Generally speaking, the use of ChatGPT is entertaining. My daughter and I experimented with it by requesting the creation of stories and poems using a few random topics. She felt the tool’s responses were sometimes strange and unexpected and other times silly, fun, and creative. When asking ChatGPT simple questions, it does a pretty good job of answering. Unlike a search engine that provides 20,000 websites that may answer the question, ChatGPT gives a single response. That is the joy and drawback of the system; right or wrong, it confidently gives you an answer, sometimes providing a spectacularly wrong answer.
The AI can be helpful with administrative tasks; for instance, it has the ability to write emails with a few simple directions. When a student needs to write a report, the AI tool will attempt to take care of grammar, general research, and repetitive tasks, allowing the individual to focus on the advanced research required to make the document shine. This ease of use has many in the education field concerned.
In this new AGI world, what does it mean for higher education? The overarching bans on ChatGPT at a few institutions appear to be excessive. However, the concerns about students using ChatGPT for assignments are valid. Fortunately, OpenAI and others have released tools that allow you to detect the probability of AI output. Some faculty are embracing ChatGPT by using it to generate ideas, quiz questions, lesson plans, and handling frequently asked questions.
Students have a massive amount of information at their fingertips. Even with these powerful tools, what has not changed is true learners still need to seek and synthesize information. Answers to questions in the humanities are typically nuanced. This is where AI starts to break down, and librarians must be ready to step in. There will be more tools like ChatGPT, so it’s essential to understand its application and look for ways to leverage AI to support students, scholars, and staff. If you haven’t already, I encourage you to talk with colleagues to learn how they use ChatGPT. Their responses may surprise you.
Enjoying the Atla Blog?

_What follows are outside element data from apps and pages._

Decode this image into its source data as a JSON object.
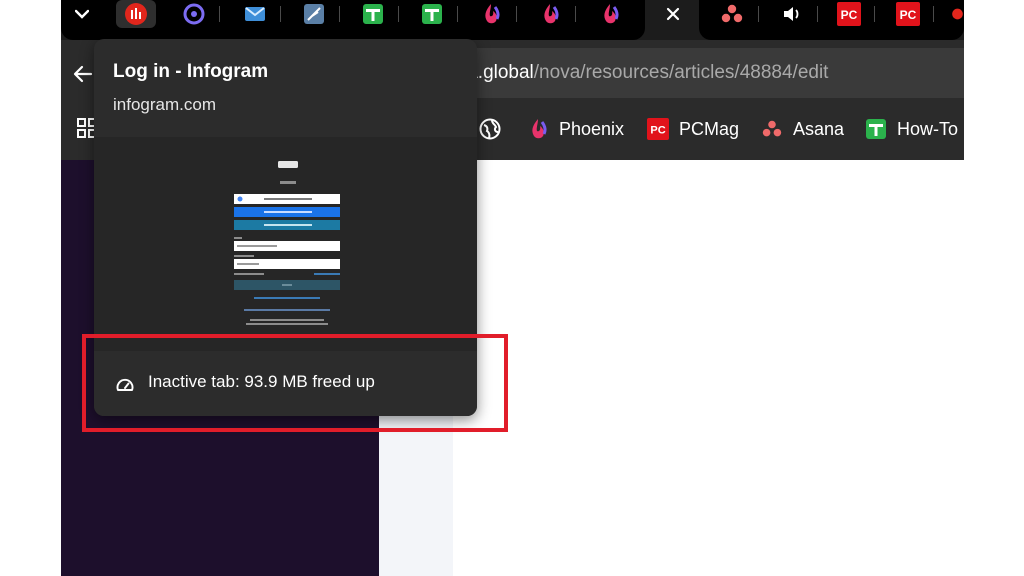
{
  "colors": {
    "accent_red": "#e11d2a",
    "sidebar_purple": "#1d0f2c",
    "tab_strip": "#1c1c1c",
    "toolbar": "#2b2b2b",
    "google_blue": "#1a73e8",
    "chip_teal": "#1c7aa3"
  },
  "tabstrip": {
    "icons": [
      "chevron-down-icon",
      "infogram-icon",
      "firefox-relay-icon",
      "mail-icon",
      "feather-icon",
      "howto-plus-icon",
      "howto-plus-icon",
      "phoenix-icon",
      "phoenix-icon",
      "phoenix-icon",
      "close-icon",
      "asana-icon",
      "speaker-icon",
      "pcmag-icon",
      "pcmag-icon",
      "partial-icon"
    ]
  },
  "address_bar": {
    "host": "ia.global",
    "path": "/nova/resources/articles/48884/edit"
  },
  "bookmarks": [
    {
      "label": "",
      "icon": "globe-icon"
    },
    {
      "label": "Phoenix",
      "icon": "phoenix-icon"
    },
    {
      "label": "PCMag",
      "icon": "pcmag-icon"
    },
    {
      "label": "Asana",
      "icon": "asana-icon"
    },
    {
      "label": "How-To",
      "icon": "howto-plus-icon"
    }
  ],
  "hover_card": {
    "title": "Log in - Infogram",
    "domain": "infogram.com",
    "memory_status": "Inactive tab: 93.9 MB freed up"
  }
}
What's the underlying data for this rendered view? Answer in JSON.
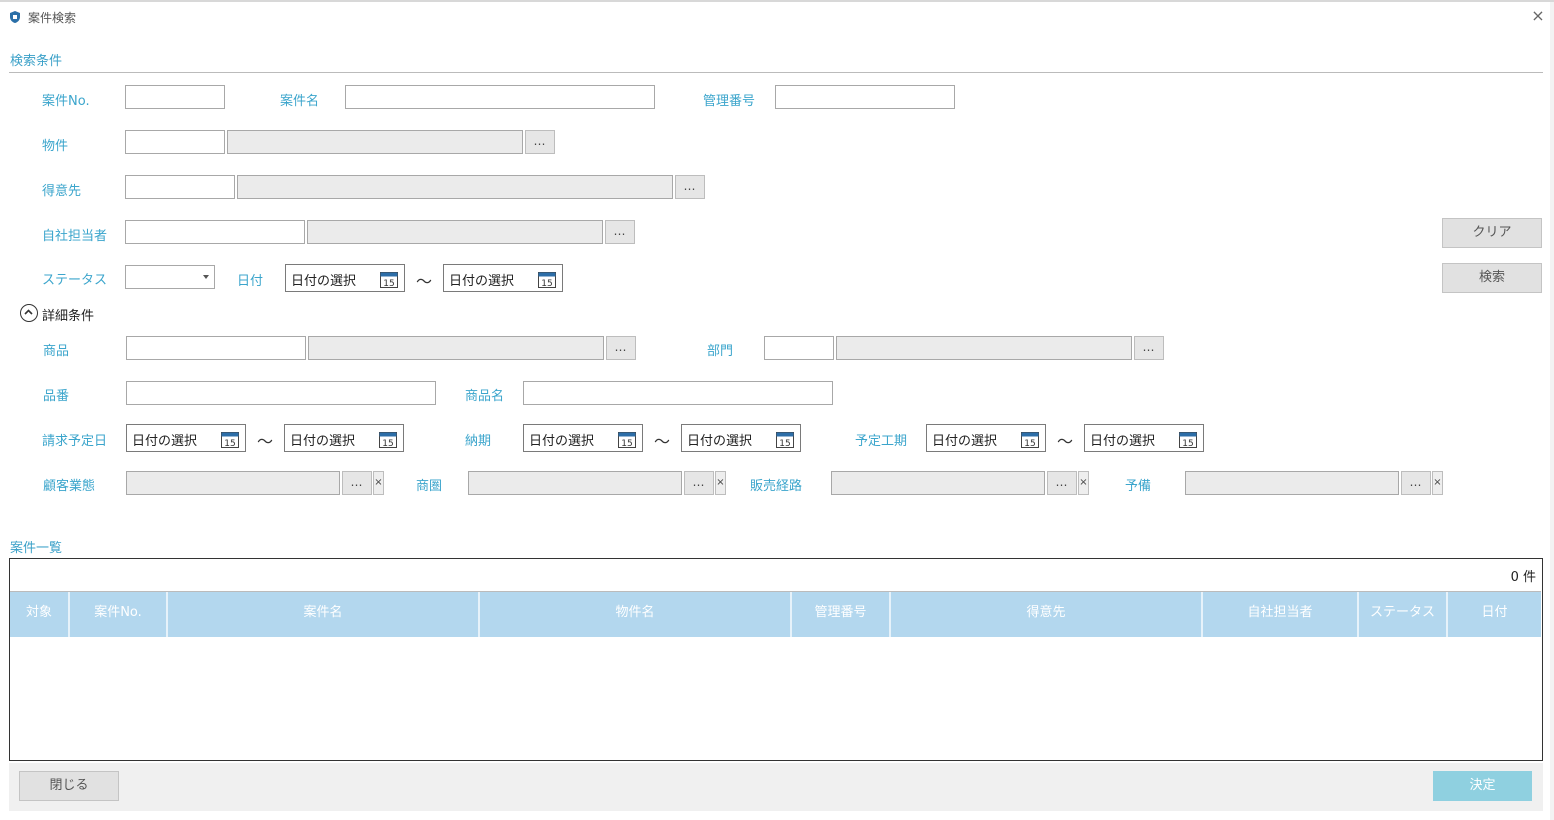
{
  "window": {
    "title": "案件検索",
    "close_glyph": "×"
  },
  "search_section": {
    "title": "検索条件",
    "case_no_label": "案件No.",
    "case_name_label": "案件名",
    "mgmt_no_label": "管理番号",
    "property_label": "物件",
    "customer_label": "得意先",
    "staff_label": "自社担当者",
    "status_label": "ステータス",
    "date_label": "日付",
    "date_from_placeholder": "日付の選択",
    "date_to_placeholder": "日付の選択",
    "tilde": "～",
    "lookup_glyph": "…",
    "clear_button": "クリア",
    "search_button": "検索"
  },
  "detail_section": {
    "toggle_label": "詳細条件",
    "product_label": "商品",
    "dept_label": "部門",
    "part_no_label": "品番",
    "product_name_label": "商品名",
    "billing_date_label": "請求予定日",
    "delivery_label": "納期",
    "schedule_label": "予定工期",
    "date_placeholder": "日付の選択",
    "customer_type_label": "顧客業態",
    "trade_area_label": "商圏",
    "sales_channel_label": "販売経路",
    "reserve_label": "予備",
    "clear_glyph": "×"
  },
  "list_section": {
    "title": "案件一覧",
    "count": "0 件",
    "columns": [
      "対象",
      "案件No.",
      "案件名",
      "物件名",
      "管理番号",
      "得意先",
      "自社担当者",
      "ステータス",
      "日付"
    ]
  },
  "footer": {
    "close_button": "閉じる",
    "ok_button": "決定"
  },
  "colors": {
    "label": "#3ba5cc",
    "header_bg": "#b3d7ee",
    "ok_bg": "#8fd0e0"
  },
  "icons": {
    "app": "shield-logo-icon",
    "calendar": "calendar-15-icon",
    "collapse": "chevron-up-circle-icon"
  }
}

Subscribe to receive email alerts of new blog posts of a specific type. Members, subscribers, publishers, or anyone interested in the study of religion & theology are welcome to sign up to one or all alerts to keep up to date with the Atla community. If you or your institution are a member, the Atla Newsletter delivers a monthly curated email of top posts to your email inbox.